WHAT THE EXERCISE ASKS
Each line below must be set down exactly as it stands.

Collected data
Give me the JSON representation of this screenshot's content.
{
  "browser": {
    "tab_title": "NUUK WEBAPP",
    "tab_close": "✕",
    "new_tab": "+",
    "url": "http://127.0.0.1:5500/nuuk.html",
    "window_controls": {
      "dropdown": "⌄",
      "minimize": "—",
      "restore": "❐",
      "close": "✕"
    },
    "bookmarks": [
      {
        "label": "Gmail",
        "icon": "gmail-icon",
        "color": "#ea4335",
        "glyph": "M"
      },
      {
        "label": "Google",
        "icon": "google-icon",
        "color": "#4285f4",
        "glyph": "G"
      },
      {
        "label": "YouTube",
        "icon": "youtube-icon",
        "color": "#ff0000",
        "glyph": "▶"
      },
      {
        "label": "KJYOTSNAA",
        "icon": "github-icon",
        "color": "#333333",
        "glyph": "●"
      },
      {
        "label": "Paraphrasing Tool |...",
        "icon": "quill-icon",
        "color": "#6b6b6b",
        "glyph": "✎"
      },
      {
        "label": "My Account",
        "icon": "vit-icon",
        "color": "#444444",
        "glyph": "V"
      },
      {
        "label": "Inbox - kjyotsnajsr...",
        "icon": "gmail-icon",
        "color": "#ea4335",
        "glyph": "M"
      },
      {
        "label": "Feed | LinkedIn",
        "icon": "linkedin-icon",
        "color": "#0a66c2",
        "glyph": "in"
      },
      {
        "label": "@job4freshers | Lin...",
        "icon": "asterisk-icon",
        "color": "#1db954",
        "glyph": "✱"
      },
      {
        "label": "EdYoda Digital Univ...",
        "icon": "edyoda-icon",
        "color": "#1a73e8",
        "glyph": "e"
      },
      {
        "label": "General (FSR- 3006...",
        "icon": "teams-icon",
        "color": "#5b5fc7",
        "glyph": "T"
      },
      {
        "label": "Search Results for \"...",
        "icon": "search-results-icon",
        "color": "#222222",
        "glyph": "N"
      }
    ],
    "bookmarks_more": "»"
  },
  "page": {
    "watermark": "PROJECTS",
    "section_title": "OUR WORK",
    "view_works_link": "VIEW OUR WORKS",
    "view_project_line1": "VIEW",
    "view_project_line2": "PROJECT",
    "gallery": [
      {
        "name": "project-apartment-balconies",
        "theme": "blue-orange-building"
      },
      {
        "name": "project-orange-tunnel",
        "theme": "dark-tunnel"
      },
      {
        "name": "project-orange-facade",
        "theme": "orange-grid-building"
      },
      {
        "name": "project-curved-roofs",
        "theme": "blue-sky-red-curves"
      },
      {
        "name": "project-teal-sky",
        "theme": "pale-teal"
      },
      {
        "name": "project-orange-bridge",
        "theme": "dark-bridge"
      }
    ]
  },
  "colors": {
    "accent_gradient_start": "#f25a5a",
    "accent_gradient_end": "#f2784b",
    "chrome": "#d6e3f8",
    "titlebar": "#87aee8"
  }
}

REPLY TO THE TASK
Give me the JSON representation of this screenshot's content.
{
  "browser": {
    "tab_title": "NUUK WEBAPP",
    "tab_close": "✕",
    "new_tab": "+",
    "url": "http://127.0.0.1:5500/nuuk.html",
    "window_controls": {
      "dropdown": "⌄",
      "minimize": "—",
      "restore": "❐",
      "close": "✕"
    },
    "bookmarks": [
      {
        "label": "Gmail",
        "icon": "gmail-icon",
        "color": "#ea4335",
        "glyph": "M"
      },
      {
        "label": "Google",
        "icon": "google-icon",
        "color": "#4285f4",
        "glyph": "G"
      },
      {
        "label": "YouTube",
        "icon": "youtube-icon",
        "color": "#ff0000",
        "glyph": "▶"
      },
      {
        "label": "KJYOTSNAA",
        "icon": "github-icon",
        "color": "#333333",
        "glyph": "●"
      },
      {
        "label": "Paraphrasing Tool |...",
        "icon": "quill-icon",
        "color": "#6b6b6b",
        "glyph": "✎"
      },
      {
        "label": "My Account",
        "icon": "vit-icon",
        "color": "#444444",
        "glyph": "V"
      },
      {
        "label": "Inbox - kjyotsnajsr...",
        "icon": "gmail-icon",
        "color": "#ea4335",
        "glyph": "M"
      },
      {
        "label": "Feed | LinkedIn",
        "icon": "linkedin-icon",
        "color": "#0a66c2",
        "glyph": "in"
      },
      {
        "label": "@job4freshers | Lin...",
        "icon": "asterisk-icon",
        "color": "#1db954",
        "glyph": "✱"
      },
      {
        "label": "EdYoda Digital Univ...",
        "icon": "edyoda-icon",
        "color": "#1a73e8",
        "glyph": "e"
      },
      {
        "label": "General (FSR- 3006...",
        "icon": "teams-icon",
        "color": "#5b5fc7",
        "glyph": "T"
      },
      {
        "label": "Search Results for \"...",
        "icon": "search-results-icon",
        "color": "#222222",
        "glyph": "N"
      }
    ],
    "bookmarks_more": "»"
  },
  "page": {
    "watermark": "PROJECTS",
    "section_title": "OUR WORK",
    "view_works_link": "VIEW OUR WORKS",
    "view_project_line1": "VIEW",
    "view_project_line2": "PROJECT",
    "gallery": [
      {
        "name": "project-apartment-balconies",
        "theme": "blue-orange-building"
      },
      {
        "name": "project-orange-tunnel",
        "theme": "dark-tunnel"
      },
      {
        "name": "project-orange-facade",
        "theme": "orange-grid-building"
      },
      {
        "name": "project-curved-roofs",
        "theme": "blue-sky-red-curves"
      },
      {
        "name": "project-teal-sky",
        "theme": "pale-teal"
      },
      {
        "name": "project-orange-bridge",
        "theme": "dark-bridge"
      }
    ]
  },
  "colors": {
    "accent_gradient_start": "#f25a5a",
    "accent_gradient_end": "#f2784b",
    "chrome": "#d6e3f8",
    "titlebar": "#87aee8"
  }
}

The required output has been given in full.